FAA orders inspections of some Boeing 777 engines after United failure

MINA KAJI
·2 min read

After an engine on a United 777 failed minutes after takeoff in Denver this past weekend, the Federal Aviation Administration (FAA) is ordering operators to conduct high-tech inspections of all Boeing 777s powered by the same Pratt and Whitney engine that failed "before further flight."

More than 100 Boeing 777s are either temporarily grounded, banned, or removed from service worldwide in response to the incident.

In the U.S., airlines like United will now be required to conduct a thermal acoustic image inspection of the engine's fan blades before the planes can return to the skies. This will allow inspectors to detect cracks on the inside of the large, hollow titanium blades that otherwise wouldn't be visible to the naked eye.

MORE: What you need to know about the United engine failure, grounding of some Boeing 777s

The agency is not increasing the frequency of these blade inspections yet, but the FAA said it will review the results on a rolling basis and it may revise the directive to set a new inspection interval.

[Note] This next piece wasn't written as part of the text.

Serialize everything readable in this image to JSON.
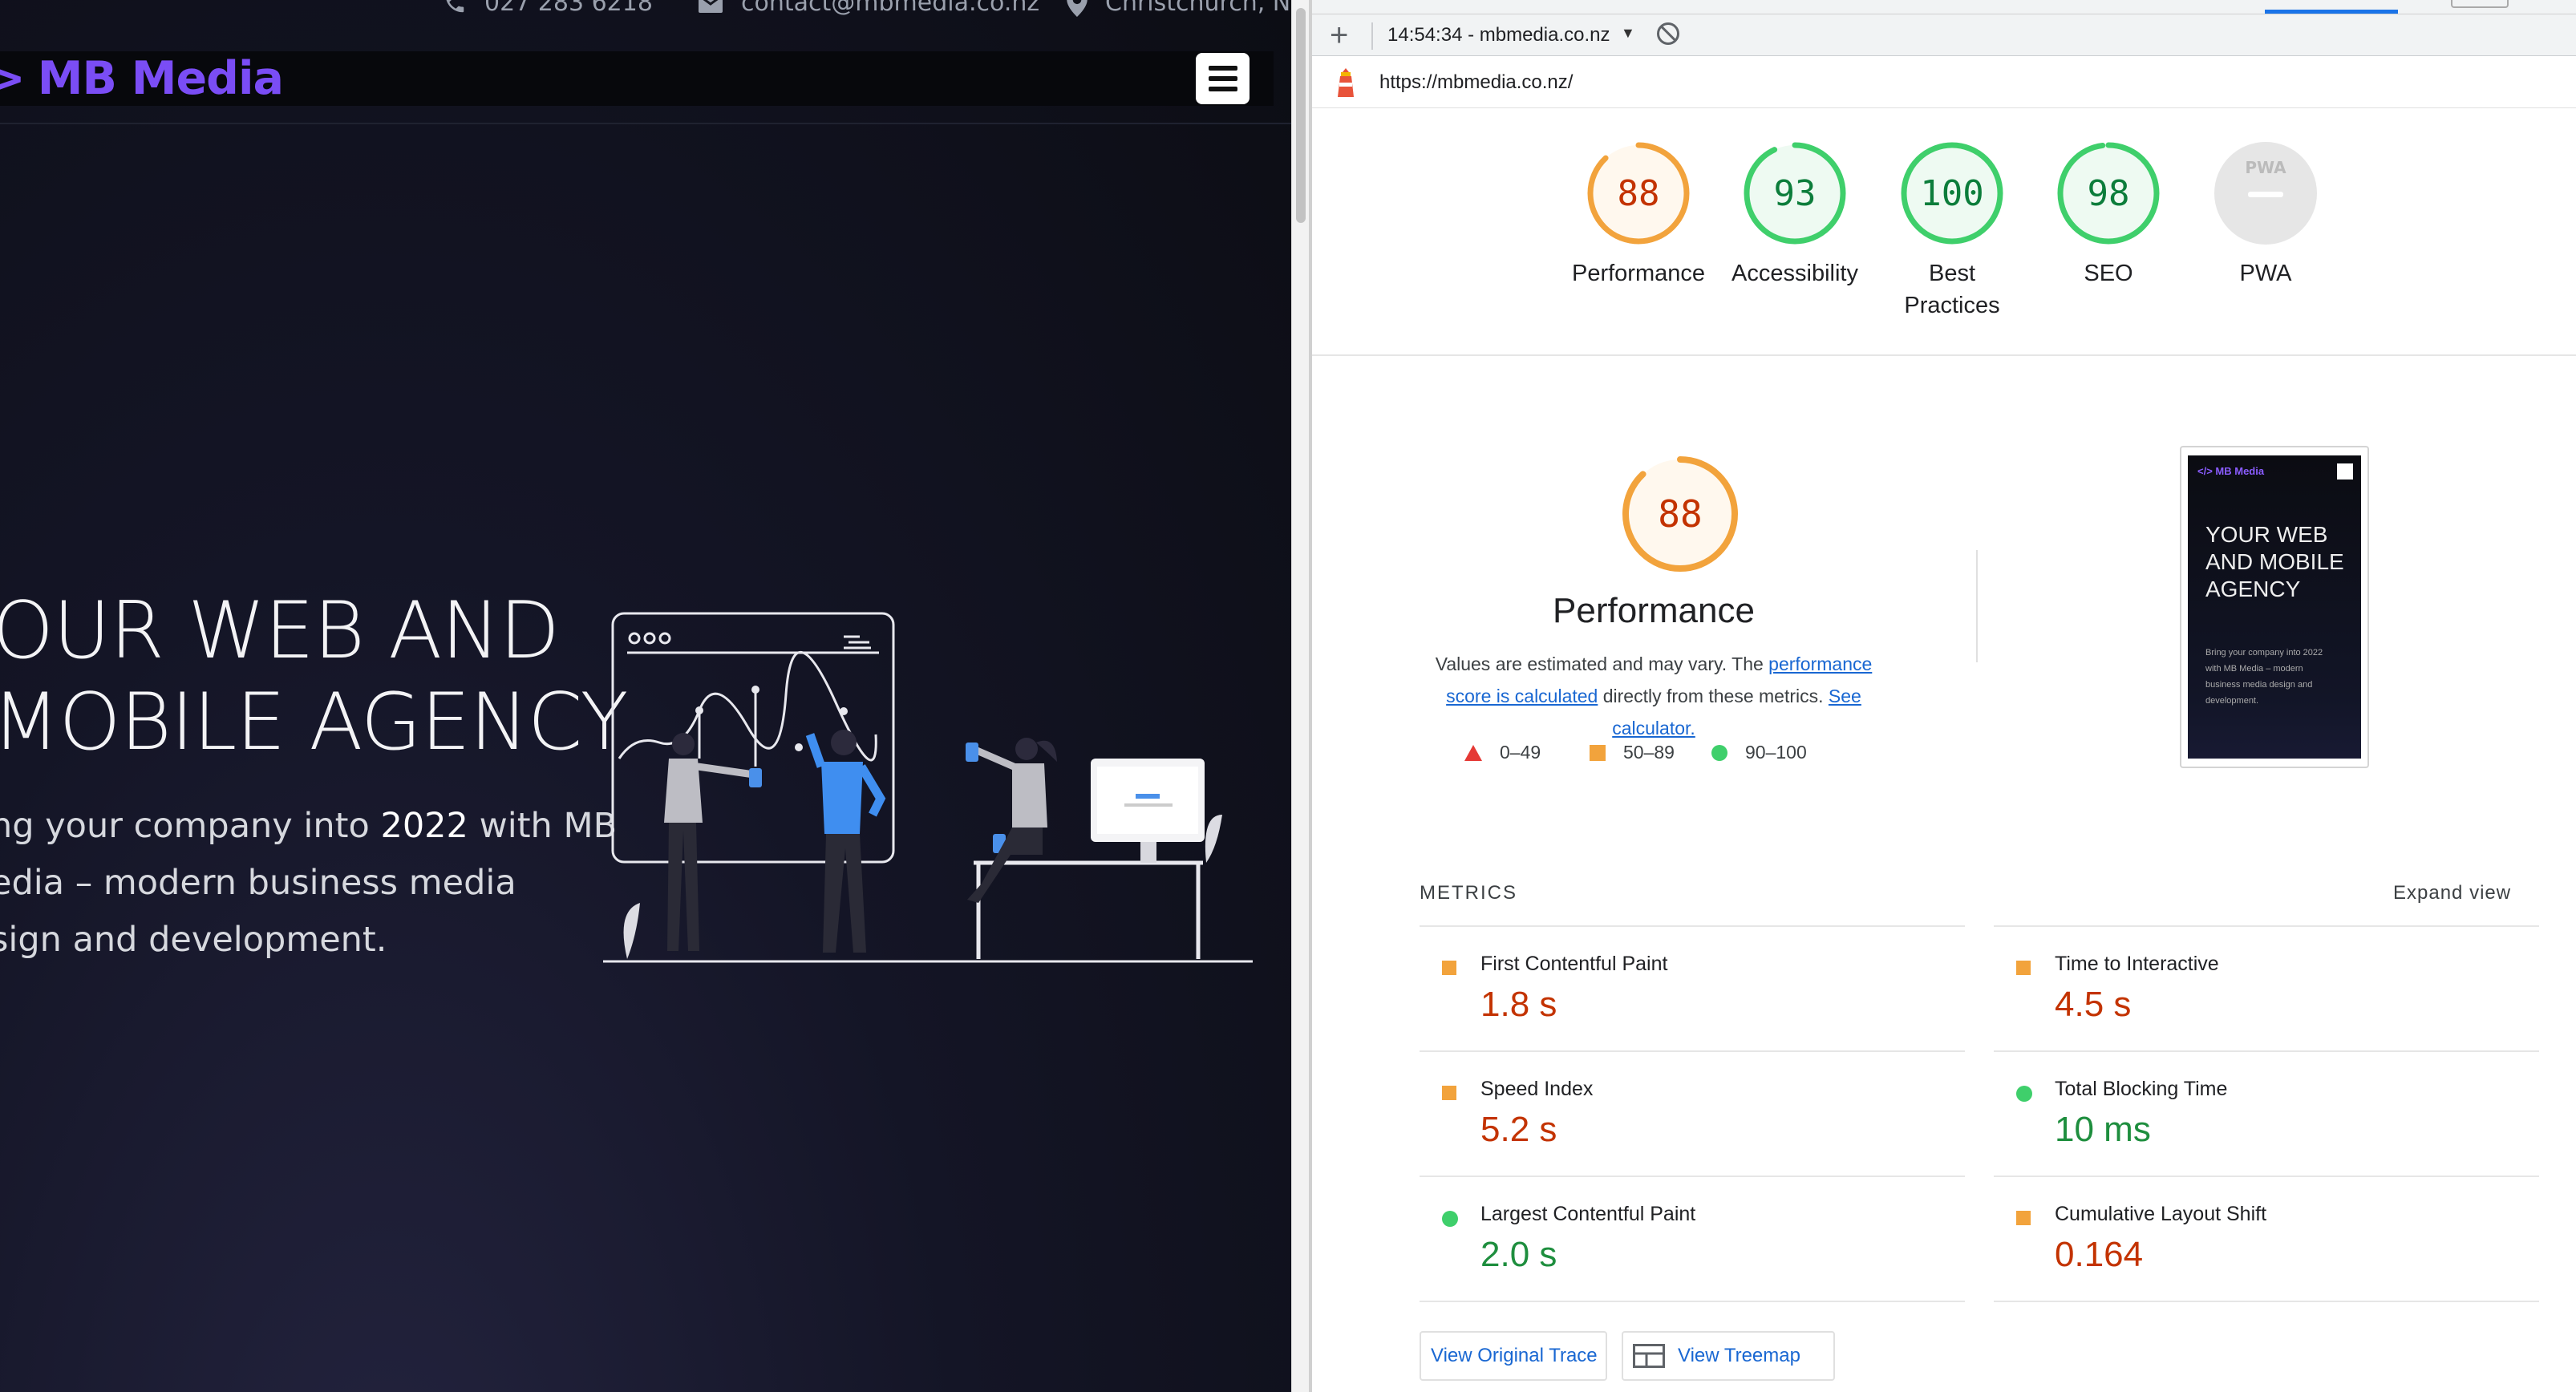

PHOTO: The NTSB arrives on scene after debris from a United Airlines airplane's engine fell in the neighborhood of Broomfield, Colorado, Feb. 20, 2021.  (Chet Strange/AFP via Getty Images)
PHOTO: The NTSB arrives on scene after debris from a United Airlines airplane's engine fell in the neighborhood of Broomfield, Colorado, Feb. 20, 2021. (Chet Strange/AFP via Getty Images)

"The FAA anticipates that further AD action will follow," the directive said.

During United Flight 328, one blade broke off mid-flight and struck another, causing significant damage to the front of the engine.

The National Transportation Board (NTSB) said Monday that the damaged blades showed signs of metal fatigue based on preliminary evidence. The NTSB has still not shared when this aircraft or engine was last inspected or how often it required inspection.

MORE: Damaged fan blade from United engine failure showed signs of metal fatigue

The FAA's order, called an “AD” or airworthiness directive, comes after multiple suspected similar failures. One occurred in 2018 when pieces of the same Pratt and Whitney series engine broke loose after a fan blade failure on a United 777. Another occurred in December 2020 when a fan blade broke in the same engine and debris hit the fuselage of a Japan Airlines 777.

PHOTO: Residents take pictures of debris fallen from a United Airlines airplane's engine on the neighborhood of Broomfield, Colorado, Feb. 20, 2021. (Chet Strange/AFP via Getty Images)
PHOTO: Residents take pictures of debris fallen from a United Airlines airplane's engine on the neighborhood of Broomfield, Colorado, Feb. 20, 2021. (Chet Strange/AFP via Getty Images)

Engine manufacturer Pratt & Whitney released a statement on Sunday stating that it "is actively coordinating with operators and regulators to support the revised inspection interval of the Pratt & Whitney PW4000 engines that power Boeing 777 aircraft."

ABC News' Sam Sweeney, Jeffrey Cook, and Amanda Maile contributed to this report.

FAA orders inspections of some Boeing 777 engines after United failure originally appeared on abcnews.go.com